Prompt: All lines below containing "customers" are to be listed.

Component data from apps and pages
════════════════

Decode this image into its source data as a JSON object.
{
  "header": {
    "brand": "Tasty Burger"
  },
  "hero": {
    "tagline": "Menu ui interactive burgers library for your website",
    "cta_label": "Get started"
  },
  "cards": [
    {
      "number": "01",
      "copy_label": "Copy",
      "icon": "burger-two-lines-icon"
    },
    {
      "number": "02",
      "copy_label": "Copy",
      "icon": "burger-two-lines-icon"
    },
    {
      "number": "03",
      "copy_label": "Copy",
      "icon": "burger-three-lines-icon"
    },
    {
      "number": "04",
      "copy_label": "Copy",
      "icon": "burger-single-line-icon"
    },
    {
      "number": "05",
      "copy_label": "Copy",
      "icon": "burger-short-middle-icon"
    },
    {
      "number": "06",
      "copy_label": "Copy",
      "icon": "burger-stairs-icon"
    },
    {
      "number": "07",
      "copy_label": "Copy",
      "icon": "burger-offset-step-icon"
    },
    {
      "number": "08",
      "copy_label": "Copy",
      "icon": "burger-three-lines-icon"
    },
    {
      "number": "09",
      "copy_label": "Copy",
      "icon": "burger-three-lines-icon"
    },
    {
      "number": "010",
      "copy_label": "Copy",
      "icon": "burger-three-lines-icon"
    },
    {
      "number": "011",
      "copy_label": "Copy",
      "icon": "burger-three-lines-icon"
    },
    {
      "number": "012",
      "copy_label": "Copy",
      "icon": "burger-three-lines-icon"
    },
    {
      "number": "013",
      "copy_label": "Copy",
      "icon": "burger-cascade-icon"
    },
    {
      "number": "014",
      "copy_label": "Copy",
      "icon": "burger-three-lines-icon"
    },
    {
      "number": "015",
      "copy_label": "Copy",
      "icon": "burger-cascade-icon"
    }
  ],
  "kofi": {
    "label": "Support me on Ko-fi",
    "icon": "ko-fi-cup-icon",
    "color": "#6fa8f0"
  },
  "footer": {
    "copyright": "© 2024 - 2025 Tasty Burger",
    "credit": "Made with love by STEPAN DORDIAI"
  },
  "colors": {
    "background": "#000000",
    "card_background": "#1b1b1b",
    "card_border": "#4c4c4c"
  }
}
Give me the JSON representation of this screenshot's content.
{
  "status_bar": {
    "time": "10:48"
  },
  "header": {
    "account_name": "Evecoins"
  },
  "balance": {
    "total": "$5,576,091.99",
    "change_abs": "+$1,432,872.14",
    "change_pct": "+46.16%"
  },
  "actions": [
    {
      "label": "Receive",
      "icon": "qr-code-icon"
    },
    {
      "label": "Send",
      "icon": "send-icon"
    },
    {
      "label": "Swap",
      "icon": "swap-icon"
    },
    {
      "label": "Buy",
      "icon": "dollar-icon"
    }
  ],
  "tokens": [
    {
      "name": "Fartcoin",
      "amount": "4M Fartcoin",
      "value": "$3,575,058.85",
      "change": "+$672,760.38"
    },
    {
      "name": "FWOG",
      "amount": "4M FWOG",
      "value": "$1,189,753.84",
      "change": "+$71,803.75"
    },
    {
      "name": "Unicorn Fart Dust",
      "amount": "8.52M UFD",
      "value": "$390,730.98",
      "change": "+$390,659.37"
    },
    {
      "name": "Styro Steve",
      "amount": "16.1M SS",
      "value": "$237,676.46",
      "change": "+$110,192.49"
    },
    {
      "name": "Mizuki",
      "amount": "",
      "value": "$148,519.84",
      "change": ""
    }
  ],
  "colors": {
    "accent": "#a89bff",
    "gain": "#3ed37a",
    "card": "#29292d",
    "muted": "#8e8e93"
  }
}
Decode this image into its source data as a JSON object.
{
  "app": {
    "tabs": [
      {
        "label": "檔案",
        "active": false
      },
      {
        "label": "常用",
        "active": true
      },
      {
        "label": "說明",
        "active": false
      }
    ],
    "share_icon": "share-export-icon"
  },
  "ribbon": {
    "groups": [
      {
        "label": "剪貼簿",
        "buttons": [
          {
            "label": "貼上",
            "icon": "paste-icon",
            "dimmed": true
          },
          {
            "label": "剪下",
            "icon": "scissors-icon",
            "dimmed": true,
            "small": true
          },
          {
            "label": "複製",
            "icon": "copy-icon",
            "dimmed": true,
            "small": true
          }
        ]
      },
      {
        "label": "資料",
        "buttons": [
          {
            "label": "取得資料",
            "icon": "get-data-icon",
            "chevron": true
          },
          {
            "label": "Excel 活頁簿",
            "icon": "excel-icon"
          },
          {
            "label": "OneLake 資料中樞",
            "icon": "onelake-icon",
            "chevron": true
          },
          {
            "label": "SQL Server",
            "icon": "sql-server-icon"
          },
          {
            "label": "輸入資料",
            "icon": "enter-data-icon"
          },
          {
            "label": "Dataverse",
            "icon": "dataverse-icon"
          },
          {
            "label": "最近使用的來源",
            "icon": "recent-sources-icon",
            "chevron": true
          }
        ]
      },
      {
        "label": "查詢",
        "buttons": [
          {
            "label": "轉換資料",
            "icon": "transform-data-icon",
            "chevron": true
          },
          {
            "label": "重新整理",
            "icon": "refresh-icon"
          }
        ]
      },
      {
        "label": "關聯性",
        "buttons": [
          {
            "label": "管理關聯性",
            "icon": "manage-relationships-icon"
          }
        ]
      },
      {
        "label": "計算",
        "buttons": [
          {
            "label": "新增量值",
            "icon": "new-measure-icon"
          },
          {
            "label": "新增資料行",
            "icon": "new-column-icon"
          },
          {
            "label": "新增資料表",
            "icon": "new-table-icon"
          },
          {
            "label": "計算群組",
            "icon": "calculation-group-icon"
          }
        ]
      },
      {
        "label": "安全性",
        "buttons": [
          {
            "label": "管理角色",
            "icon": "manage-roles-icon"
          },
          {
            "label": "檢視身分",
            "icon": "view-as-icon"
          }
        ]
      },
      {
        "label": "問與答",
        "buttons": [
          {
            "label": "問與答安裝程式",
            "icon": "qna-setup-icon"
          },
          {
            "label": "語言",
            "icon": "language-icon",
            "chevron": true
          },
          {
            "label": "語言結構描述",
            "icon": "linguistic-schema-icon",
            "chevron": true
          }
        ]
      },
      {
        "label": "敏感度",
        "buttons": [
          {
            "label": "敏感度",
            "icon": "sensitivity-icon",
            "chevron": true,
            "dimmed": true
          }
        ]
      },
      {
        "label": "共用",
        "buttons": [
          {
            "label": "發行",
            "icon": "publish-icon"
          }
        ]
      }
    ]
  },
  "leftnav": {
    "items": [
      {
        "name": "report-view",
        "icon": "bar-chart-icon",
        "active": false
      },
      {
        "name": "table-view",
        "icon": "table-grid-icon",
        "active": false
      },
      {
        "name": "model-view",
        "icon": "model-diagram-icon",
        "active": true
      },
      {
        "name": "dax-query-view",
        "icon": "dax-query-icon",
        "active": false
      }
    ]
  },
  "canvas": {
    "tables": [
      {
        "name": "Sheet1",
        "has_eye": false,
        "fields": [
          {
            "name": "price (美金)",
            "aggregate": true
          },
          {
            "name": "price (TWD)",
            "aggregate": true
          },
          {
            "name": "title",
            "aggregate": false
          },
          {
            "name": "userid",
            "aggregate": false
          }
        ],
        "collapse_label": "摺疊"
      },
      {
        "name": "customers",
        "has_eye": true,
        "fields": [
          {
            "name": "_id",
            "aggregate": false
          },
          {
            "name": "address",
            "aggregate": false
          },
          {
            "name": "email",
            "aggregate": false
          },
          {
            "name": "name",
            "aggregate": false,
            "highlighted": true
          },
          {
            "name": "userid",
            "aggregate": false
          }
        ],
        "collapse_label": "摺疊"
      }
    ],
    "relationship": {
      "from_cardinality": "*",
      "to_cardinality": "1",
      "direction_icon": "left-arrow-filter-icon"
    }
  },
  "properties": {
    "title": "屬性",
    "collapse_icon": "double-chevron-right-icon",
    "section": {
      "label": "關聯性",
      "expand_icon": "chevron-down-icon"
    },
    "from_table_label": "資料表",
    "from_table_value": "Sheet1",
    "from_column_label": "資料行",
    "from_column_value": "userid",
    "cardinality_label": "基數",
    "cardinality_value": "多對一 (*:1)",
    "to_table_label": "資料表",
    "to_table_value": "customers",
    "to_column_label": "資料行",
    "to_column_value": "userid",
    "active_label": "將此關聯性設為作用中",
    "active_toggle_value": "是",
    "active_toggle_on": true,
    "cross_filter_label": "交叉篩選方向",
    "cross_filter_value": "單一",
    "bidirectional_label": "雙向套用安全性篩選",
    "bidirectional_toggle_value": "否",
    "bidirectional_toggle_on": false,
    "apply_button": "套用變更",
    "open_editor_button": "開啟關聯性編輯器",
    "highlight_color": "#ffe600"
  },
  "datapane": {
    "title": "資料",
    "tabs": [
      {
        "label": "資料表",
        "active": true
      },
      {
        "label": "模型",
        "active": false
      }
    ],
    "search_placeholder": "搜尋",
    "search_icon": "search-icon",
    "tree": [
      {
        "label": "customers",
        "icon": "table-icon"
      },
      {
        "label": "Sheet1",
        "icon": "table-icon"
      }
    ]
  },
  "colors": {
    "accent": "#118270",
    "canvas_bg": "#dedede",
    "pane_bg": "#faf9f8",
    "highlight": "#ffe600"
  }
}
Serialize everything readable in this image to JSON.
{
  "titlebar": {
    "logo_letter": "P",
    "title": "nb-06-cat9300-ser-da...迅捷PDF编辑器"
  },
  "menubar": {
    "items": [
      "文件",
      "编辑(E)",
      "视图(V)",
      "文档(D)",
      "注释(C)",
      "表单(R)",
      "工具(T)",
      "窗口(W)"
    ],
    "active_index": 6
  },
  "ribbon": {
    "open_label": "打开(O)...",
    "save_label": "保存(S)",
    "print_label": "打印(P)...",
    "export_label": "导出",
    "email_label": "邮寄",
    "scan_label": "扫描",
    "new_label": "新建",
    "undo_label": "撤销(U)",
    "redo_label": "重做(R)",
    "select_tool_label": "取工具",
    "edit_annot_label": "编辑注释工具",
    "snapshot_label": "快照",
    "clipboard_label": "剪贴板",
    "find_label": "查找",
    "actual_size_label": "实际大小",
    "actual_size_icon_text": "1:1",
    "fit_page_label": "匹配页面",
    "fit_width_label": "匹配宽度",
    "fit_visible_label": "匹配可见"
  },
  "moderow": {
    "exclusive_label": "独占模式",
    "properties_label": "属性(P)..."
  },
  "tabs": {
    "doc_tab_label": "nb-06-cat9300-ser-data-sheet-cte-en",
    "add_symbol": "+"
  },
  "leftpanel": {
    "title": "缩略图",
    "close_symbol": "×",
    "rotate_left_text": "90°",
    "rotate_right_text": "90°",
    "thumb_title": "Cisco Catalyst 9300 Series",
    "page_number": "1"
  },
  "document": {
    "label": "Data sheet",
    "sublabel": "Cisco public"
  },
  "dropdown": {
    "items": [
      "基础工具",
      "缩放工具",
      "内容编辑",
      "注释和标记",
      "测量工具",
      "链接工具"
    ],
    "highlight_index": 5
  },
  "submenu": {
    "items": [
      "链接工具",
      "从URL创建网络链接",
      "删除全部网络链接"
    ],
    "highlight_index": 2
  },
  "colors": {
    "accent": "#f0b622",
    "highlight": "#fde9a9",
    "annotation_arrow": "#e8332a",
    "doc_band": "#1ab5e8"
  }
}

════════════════

Answer to this problem:
        "name": "customers",
    "to_table_value": "customers",
        "label": "customers",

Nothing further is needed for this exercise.